Study material:
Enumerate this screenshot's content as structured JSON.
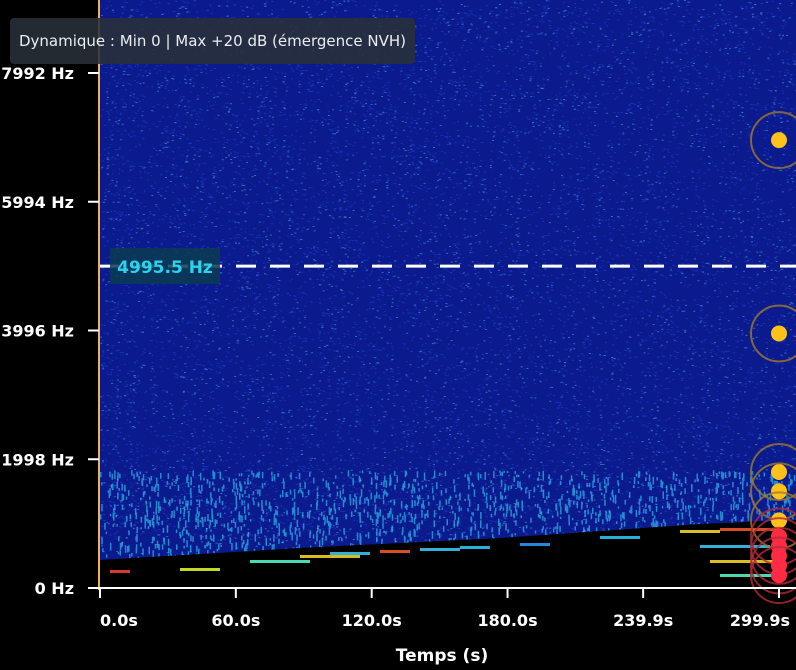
{
  "info_text": "Dynamique : Min 0 | Max +20 dB (émergence NVH)",
  "chart_data": {
    "type": "heatmap",
    "title": "",
    "xlabel": "Temps (s)",
    "ylabel": "",
    "x_ticks": [
      {
        "value": 0.0,
        "label": "0.0s"
      },
      {
        "value": 60.0,
        "label": "60.0s"
      },
      {
        "value": 120.0,
        "label": "120.0s"
      },
      {
        "value": 180.0,
        "label": "180.0s"
      },
      {
        "value": 239.9,
        "label": "239.9s"
      },
      {
        "value": 299.9,
        "label": "299.9s"
      }
    ],
    "y_ticks": [
      {
        "value": 0,
        "label": "0 Hz"
      },
      {
        "value": 1998,
        "label": "1998 Hz"
      },
      {
        "value": 3996,
        "label": "3996 Hz"
      },
      {
        "value": 5994,
        "label": "5994 Hz"
      },
      {
        "value": 7992,
        "label": "7992 Hz"
      }
    ],
    "xlim": [
      0,
      299.9
    ],
    "ylim": [
      0,
      7992
    ],
    "cursor": {
      "frequency": 4995.5,
      "label": "4995.5 Hz"
    },
    "colormap": "jet",
    "dynamic_range_db": [
      0,
      20
    ],
    "peak_markers": [
      {
        "time": 299.9,
        "frequency": 6950,
        "level": "medium"
      },
      {
        "time": 299.9,
        "frequency": 3950,
        "level": "medium"
      },
      {
        "time": 299.9,
        "frequency": 1800,
        "level": "medium"
      },
      {
        "time": 299.9,
        "frequency": 1500,
        "level": "medium"
      },
      {
        "time": 299.9,
        "frequency": 1050,
        "level": "medium"
      },
      {
        "time": 299.9,
        "frequency": 800,
        "level": "high"
      },
      {
        "time": 299.9,
        "frequency": 650,
        "level": "high"
      },
      {
        "time": 299.9,
        "frequency": 500,
        "level": "high"
      },
      {
        "time": 299.9,
        "frequency": 350,
        "level": "high"
      },
      {
        "time": 299.9,
        "frequency": 200,
        "level": "high"
      }
    ],
    "colors": {
      "axis": "#f2b24c",
      "cursor_label": "#2ad4f0",
      "marker_medium": "#ffc21a",
      "marker_high": "#ff2b45",
      "noise_floor": "#0a1890"
    }
  }
}
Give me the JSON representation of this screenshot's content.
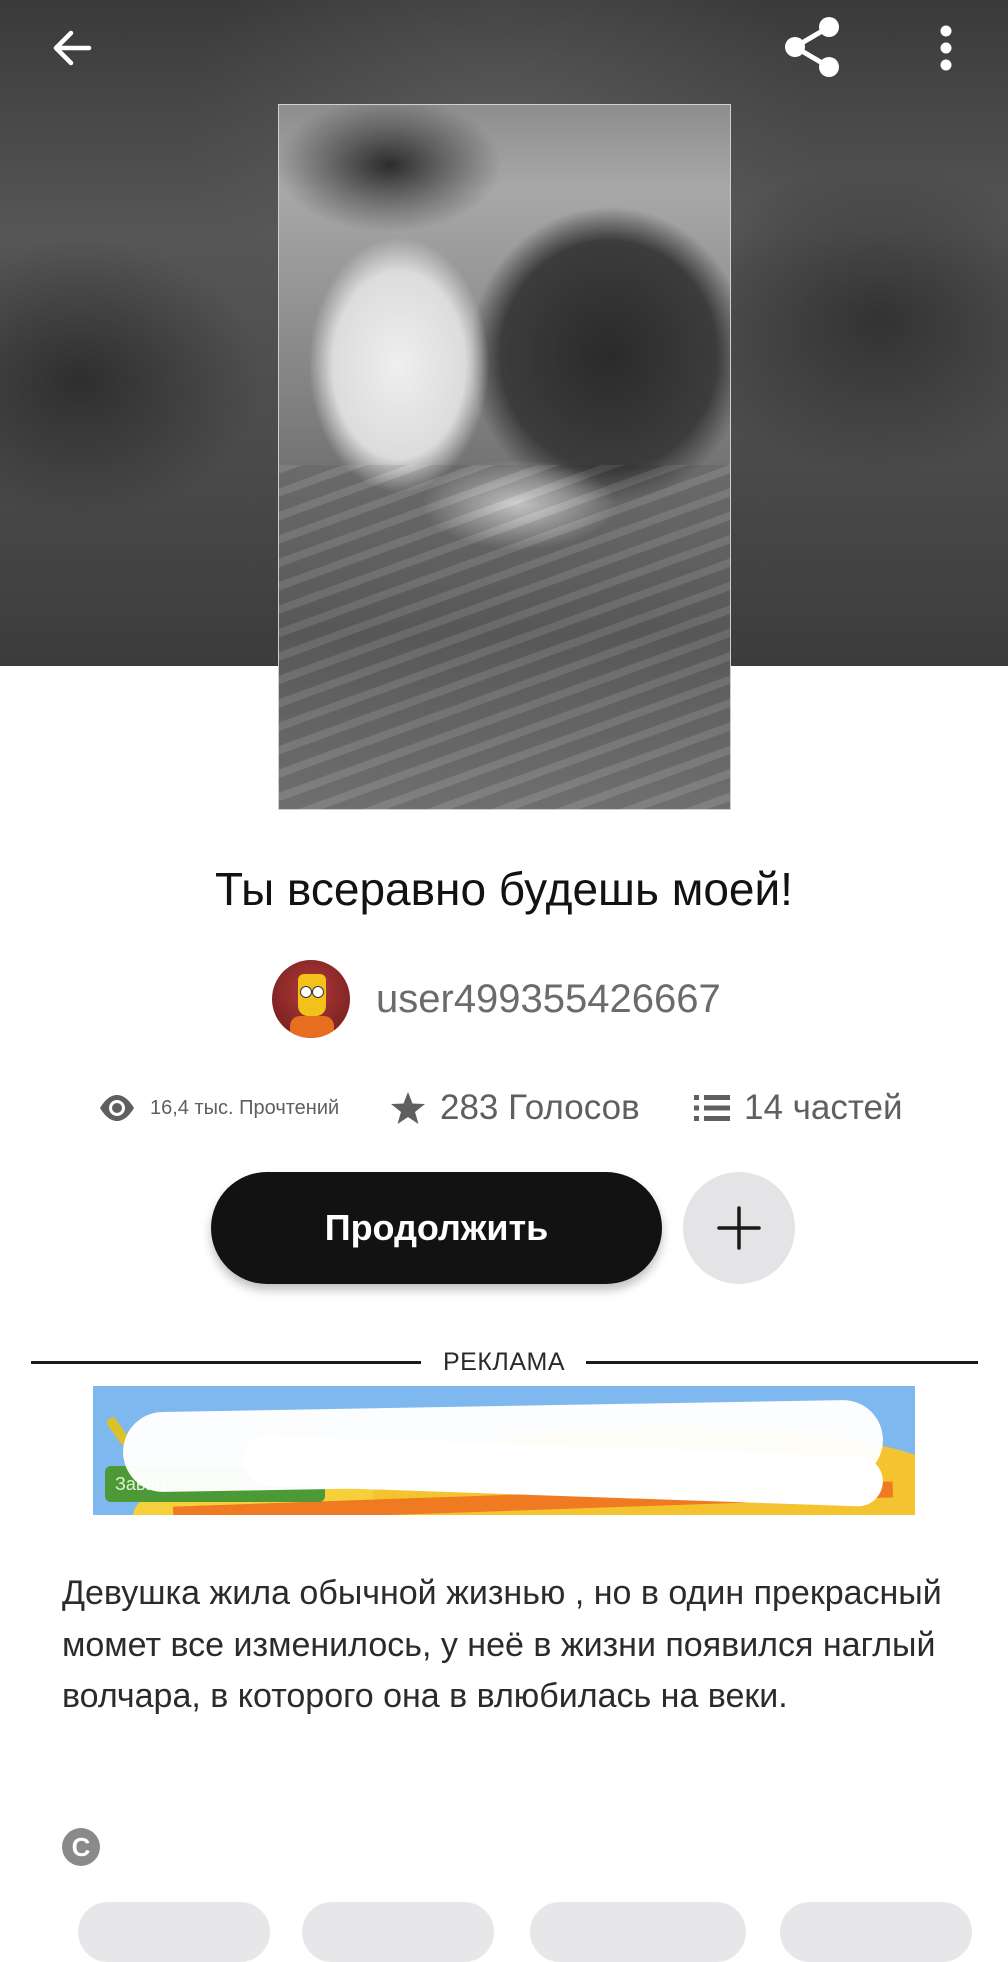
{
  "toolbar": {
    "back_icon": "arrow-left-icon",
    "share_icon": "share-icon",
    "more_icon": "more-vertical-icon"
  },
  "story": {
    "title": "Ты всеравно будешь моей!",
    "author": "user499355426667",
    "description": "Девушка жила обычной жизнью , но в один прекрасный момет все изменилось,  у неё в жизни появился наглый волчара, в которого она в влюбилась на веки."
  },
  "stats": {
    "reads": "16,4 тыс. Прочтений",
    "votes": "283 Голосов",
    "parts": "14 частей"
  },
  "actions": {
    "continue_label": "Продолжить",
    "add_icon": "plus-icon"
  },
  "ad": {
    "label": "РЕКЛАМА",
    "cta_fragment": "Заван"
  },
  "copyright_icon": "copyright-icon",
  "colors": {
    "primary_button": "#121212",
    "secondary_button": "#e4e3e5",
    "muted_text": "#6b6b6b"
  }
}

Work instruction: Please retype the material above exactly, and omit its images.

Answer box:
Enumerate this screenshot's content as structured JSON.
{
  "info_text": "Dynamique : Min 0 | Max +20 dB (émergence NVH)",
  "chart_data": {
    "type": "heatmap",
    "title": "",
    "xlabel": "Temps (s)",
    "ylabel": "",
    "x_ticks": [
      {
        "value": 0.0,
        "label": "0.0s"
      },
      {
        "value": 60.0,
        "label": "60.0s"
      },
      {
        "value": 120.0,
        "label": "120.0s"
      },
      {
        "value": 180.0,
        "label": "180.0s"
      },
      {
        "value": 239.9,
        "label": "239.9s"
      },
      {
        "value": 299.9,
        "label": "299.9s"
      }
    ],
    "y_ticks": [
      {
        "value": 0,
        "label": "0 Hz"
      },
      {
        "value": 1998,
        "label": "1998 Hz"
      },
      {
        "value": 3996,
        "label": "3996 Hz"
      },
      {
        "value": 5994,
        "label": "5994 Hz"
      },
      {
        "value": 7992,
        "label": "7992 Hz"
      }
    ],
    "xlim": [
      0,
      299.9
    ],
    "ylim": [
      0,
      7992
    ],
    "cursor": {
      "frequency": 4995.5,
      "label": "4995.5 Hz"
    },
    "colormap": "jet",
    "dynamic_range_db": [
      0,
      20
    ],
    "peak_markers": [
      {
        "time": 299.9,
        "frequency": 6950,
        "level": "medium"
      },
      {
        "time": 299.9,
        "frequency": 3950,
        "level": "medium"
      },
      {
        "time": 299.9,
        "frequency": 1800,
        "level": "medium"
      },
      {
        "time": 299.9,
        "frequency": 1500,
        "level": "medium"
      },
      {
        "time": 299.9,
        "frequency": 1050,
        "level": "medium"
      },
      {
        "time": 299.9,
        "frequency": 800,
        "level": "high"
      },
      {
        "time": 299.9,
        "frequency": 650,
        "level": "high"
      },
      {
        "time": 299.9,
        "frequency": 500,
        "level": "high"
      },
      {
        "time": 299.9,
        "frequency": 350,
        "level": "high"
      },
      {
        "time": 299.9,
        "frequency": 200,
        "level": "high"
      }
    ],
    "colors": {
      "axis": "#f2b24c",
      "cursor_label": "#2ad4f0",
      "marker_medium": "#ffc21a",
      "marker_high": "#ff2b45",
      "noise_floor": "#0a1890"
    }
  }
}
Give me the JSON representation of this screenshot's content.
{
  "toolbar": {
    "back_icon": "arrow-left-icon",
    "share_icon": "share-icon",
    "more_icon": "more-vertical-icon"
  },
  "story": {
    "title": "Ты всеравно будешь моей!",
    "author": "user499355426667",
    "description": "Девушка жила обычной жизнью , но в один прекрасный момет все изменилось,  у неё в жизни появился наглый волчара, в которого она в влюбилась на веки."
  },
  "stats": {
    "reads": "16,4 тыс. Прочтений",
    "votes": "283 Голосов",
    "parts": "14 частей"
  },
  "actions": {
    "continue_label": "Продолжить",
    "add_icon": "plus-icon"
  },
  "ad": {
    "label": "РЕКЛАМА",
    "cta_fragment": "Заван"
  },
  "copyright_icon": "copyright-icon",
  "colors": {
    "primary_button": "#121212",
    "secondary_button": "#e4e3e5",
    "muted_text": "#6b6b6b"
  }
}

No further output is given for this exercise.